You Can't Be The GOAT If You Don't Play: Osaka Withdraws From Wimbledon

Four-time Grand Slam champion Naomi Osaka will sit out this summer’s Wimbeldon, extending her mental health break after also withdrawing from the French Open earlier this month. Osaka, a 23-year-old hailing from Japan, does plan to compete at this year’s Tokyo Olympics, her agent told the Associated Press.

The No. 2 ranked female player in the world, Osaka has enjoyed tremendous success at a relatively young age, and the pressure seems to be taking a toll. What started as a media blackout in France has quickly spiraled into an unprecedented departure from competition altogether for a generational talent seemingly just coming into her prime.

Many elite athletes, especially those in singular sports like tennis and golf, have certainly felt the intensity of pressure that accompanies early success. Bobby Jones famously walked away from golf at only 28 on the heels of the winning the sport’s pre-Masters Grand Slam (the term was actually coined by Jones’ friend and journalist Pop Keeler in honor of Bobby’s achievement). The 2017 film Borg vs McEnroe depicted the heavy toll that Bjorn Borg experienced as a champion, local hero, and international sex symbol. At just 26, Borg also walked away from his sport early, albeit with a then-record 11 major championships to his name.

Part of the unspoken agreement between professional athletes and the fans who are stuck in more menial careers has always been a pact of mutual appreciation. Athletes get to live blessed lives, working a dream job and enjoying unprecedented financial freedom. The assumption is that, even on their worst day, their lives are still remarkably more exciting and fulfilling than regular people; and for this, they are expected to feel extreme appreciation for their good fortune.

Conversely, thanks to the athlete performing, the fan gets to feel appreciation as well: for his loyalty to the team, for the experience of falling in love with sport, and on a certain level, for life itself, which can always surprise him despite its propensity for pain.

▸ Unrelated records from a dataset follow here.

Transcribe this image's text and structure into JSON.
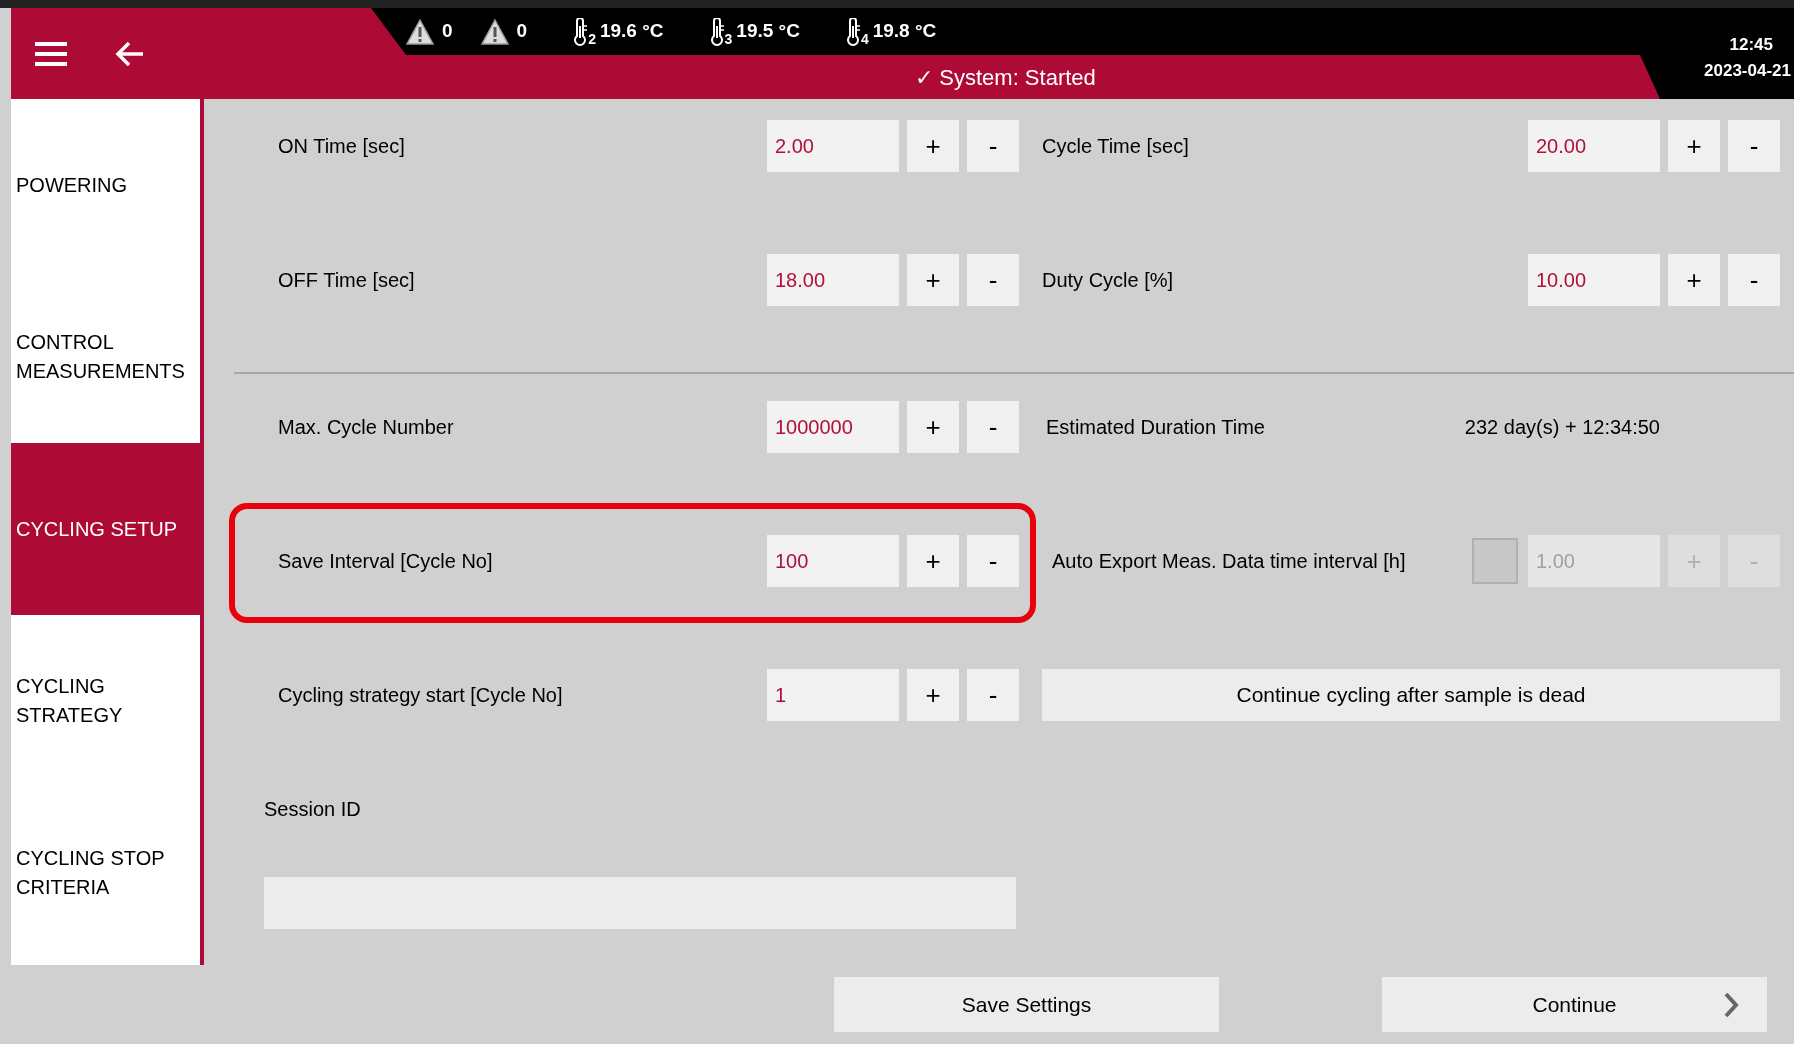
{
  "header": {
    "alarms": [
      {
        "count": "0"
      },
      {
        "count": "0"
      }
    ],
    "temperatures": [
      {
        "sensor": "2",
        "value": "19.6 °C"
      },
      {
        "sensor": "3",
        "value": "19.5 °C"
      },
      {
        "sensor": "4",
        "value": "19.8 °C"
      }
    ],
    "status": "✓ System: Started",
    "time": "12:45",
    "date": "2023-04-21"
  },
  "sidebar": {
    "items": [
      {
        "label": "POWERING",
        "selected": false
      },
      {
        "label": "CONTROL MEASUREMENTS",
        "selected": false
      },
      {
        "label": "CYCLING SETUP",
        "selected": true
      },
      {
        "label": "CYCLING STRATEGY",
        "selected": false
      },
      {
        "label": "CYCLING STOP CRITERIA",
        "selected": false
      }
    ]
  },
  "rows": [
    {
      "kind": "settings",
      "items": [
        {
          "kind": "stepper",
          "label": "ON Time [sec]",
          "value": "2.00"
        },
        {
          "kind": "stepper",
          "label": "Cycle Time [sec]",
          "value": "20.00"
        }
      ]
    },
    {
      "kind": "settings",
      "items": [
        {
          "kind": "stepper",
          "label": "OFF Time [sec]",
          "value": "18.00"
        },
        {
          "kind": "stepper",
          "label": "Duty Cycle [%]",
          "value": "10.00"
        }
      ]
    },
    {
      "kind": "divider"
    },
    {
      "kind": "settings",
      "items": [
        {
          "kind": "stepper",
          "label": "Max. Cycle Number",
          "value": "1000000"
        },
        {
          "kind": "readout",
          "label": "Estimated Duration Time",
          "value": "232 day(s) + 12:34:50"
        }
      ]
    },
    {
      "kind": "settings",
      "items": [
        {
          "kind": "stepper",
          "label": "Save Interval [Cycle No]",
          "value": "100",
          "highlighted": true
        },
        {
          "kind": "checkbox_stepper",
          "label": "Auto Export Meas. Data time interval [h]",
          "checked": false,
          "value": "1.00",
          "disabled": true
        }
      ]
    },
    {
      "kind": "settings",
      "items": [
        {
          "kind": "stepper",
          "label": "Cycling strategy start [Cycle No]",
          "value": "1"
        },
        {
          "kind": "button",
          "label": "Continue cycling after sample is dead"
        }
      ]
    }
  ],
  "session": {
    "label": "Session ID"
  },
  "buttons": [
    {
      "kind": "plain",
      "label": "Save Settings"
    },
    {
      "kind": "next",
      "label": "Continue"
    }
  ],
  "stepper_signs": {
    "plus": "+",
    "minus": "-"
  }
}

This balance of pain and pleasure is what the liberal media, obsessed with victimization and identity politics, seemingly cannot understand or appreciate. The human experience, at its most rudimentary, is a quest to find pleasure despite the pain that we self-inflict. To rob the individual of the most satisfying journey he can take—that is, the journey of overcoming his own mind-made limitations—is to completely neuter the human experience. Such thievery lies at the very core of forced equality, which is simply mental bondage disguised as progress, and is why sports serve as our most important outlet for displaying the unstoppable beauty of human evolution. The competitiveness brings out the best in us because, ultimately, it fosters an intense appreciation for the work of discovering ourselves.

The media will try to twist Osaka’s pause into propaganda in favor of a life of resentment, rather than appreciation: a young, female minority is being bullied by a disgraceful world. According to them, her depression is understandable and even peculiarly lauded. Of course, racist ugliness sometimes exists in the form of unhappy people searching for their own appreciation for life, but the visceral public reaction to her decision is really based in the breaking of the pact. Racism and sexism have nothing to do with it. Osaka is living in the rarified air of superstardom that so many regular fans would love to experience, and her apparent rejection of it feels like a rejection of the entire journey of appreciation that humans love so much.

We can accept when an athlete walks away, bruised and beaten, dripping with intensity and ready for the next challenge in life. It feels like a logical conclusion to an epic journey—both sides thankful for what the sport was able to give to them. We have less experience witnessing an athlete seemingly rejecting their own gifts and bucking the pact of mutual appreciation. Therefore, my advice to Osaka would be to absolutely tend to your mental health, but always remember the pact, as well. Leaning into the competitive expansion of life with an attitude of appreciation is the only way to ever feel true satisfaction.

The fans want to cheer for you Naomi, they want to love you and thereby love themselves a tiny bit more. Accept your gifts by adopting an unwavering appreciation for competition. Be the best, and appreciate all that tennis gives you, both positive and seemingly negative. Only then will you ever transcend the trappings of self-inflicted doubt and depression in which you currently find yourself.